News of the lower guidance for the year battered 3M's stock, which fell $3.80 to close at $88.73. 3M was the second-biggest loser in the Dow Jones industrial average Tuesday and was a major factor in the index's 243-point decline.
Ajay Kejriwal, senior research analyst at FBR Capital Markets, said that despite Wall Street's reaction, "I thought the quarter came in OK. I think margins across the board were holding really well for them, despite weak volumes we are seeing because of the weak economy."
For the third quarter, net income rose 6.7 percent to $1.16 billion, or $1.65 a share, from $1.09 billion, or $1.52, a year earlier. The results were in line with analysts' expectations.
In a conference call with analysts, CEO Inge Thulin applauded the company's operating performance and 3M's six businesses, which each posted operating margins that exceeded 21 percent. Meanwhile, raw material costs fell 2 percent and prices rose 1.1 percent.
Thulin also acknowledged the "slow growth economy" and "current economic realities" before downgrading his earnings forecast for the full year. He said market conditions in the third quarter are not expected to dramatically improve in the fourth.
Despite slowing economic growth in China, Thulin told analysts that 3M will continue its investments there because it believes in a long-term strategy of making goods for the Chinese marketplace.
"In China, the year has clearly not played out the way [people] expected. But short-term challenges will not divert us, so we will continue to invest," Thulin said.
For the quarter, 3M's largest unit, industrial and transportation, had sales of $2.6 billion, down 0.5 percent. Earnings for the division rose 9 percent to $575 million. Industrial sales were strongest for automotive and aerospace products and in the United States, Canada and Latin America. Renewable energy sales fell during the quarter.

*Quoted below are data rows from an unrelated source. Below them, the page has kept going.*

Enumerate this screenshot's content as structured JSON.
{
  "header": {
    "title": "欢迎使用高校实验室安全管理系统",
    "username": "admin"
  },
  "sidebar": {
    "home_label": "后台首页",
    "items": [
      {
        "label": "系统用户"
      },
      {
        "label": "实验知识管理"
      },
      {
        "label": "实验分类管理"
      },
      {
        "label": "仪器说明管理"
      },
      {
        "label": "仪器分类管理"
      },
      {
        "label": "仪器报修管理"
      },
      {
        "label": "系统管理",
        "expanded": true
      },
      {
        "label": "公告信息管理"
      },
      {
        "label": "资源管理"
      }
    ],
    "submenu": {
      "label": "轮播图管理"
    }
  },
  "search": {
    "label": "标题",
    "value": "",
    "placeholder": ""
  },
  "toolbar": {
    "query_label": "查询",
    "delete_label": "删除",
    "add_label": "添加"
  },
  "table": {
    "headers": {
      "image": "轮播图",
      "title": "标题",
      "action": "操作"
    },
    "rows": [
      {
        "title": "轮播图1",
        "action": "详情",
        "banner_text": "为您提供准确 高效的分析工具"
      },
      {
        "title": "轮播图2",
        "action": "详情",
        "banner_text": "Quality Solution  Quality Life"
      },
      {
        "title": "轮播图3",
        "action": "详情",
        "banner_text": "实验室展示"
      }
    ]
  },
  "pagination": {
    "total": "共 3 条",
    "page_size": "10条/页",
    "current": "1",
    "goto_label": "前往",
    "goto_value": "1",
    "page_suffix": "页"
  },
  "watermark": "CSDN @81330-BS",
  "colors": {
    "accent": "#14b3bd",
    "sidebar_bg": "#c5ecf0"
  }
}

3M's health care division and its consumer and office products unit saw sales rise 1.4 and 1.6 percent, respectively, during the quarter to $1.3 billion and $1.1 billion, respectively. Results came from growing demand for food safety, health information systems and skin/wound care products, as well as consumer health care products.
Health care and consumer sales were strong in Latin America, Canada and Asia. Consumer sales were flat in the United States and fell in Europe, the Middle East and Africa.
Sales for its display and graphics unit were flat at $936 million and were affected by lagging sales in Europe and Asia.
3M's safety, security and protection services business reported a 2.9 percent drop in sales to $926 million because of negative currency translations, as well as lower demand in the United States and Asia. The division's profit fell 2.8 percent during the quarter to $196 million.
3M's electronics and communications division saw a 2.5 percent spike in profit despite a 2.1 percent drop in third-quarter sales to $820 million. Results were affected by negative currency exchange rates, a drop in telecom and consumer electronics sales and a slowdown in Asia.
For the year, 3M expects unfavorable currency translations to reduce sales by 2.5 percent. Meanwhile, profit margins are expected to be in the 21.5 percent to 22 percent range.
Dee DePass • 612-673-7725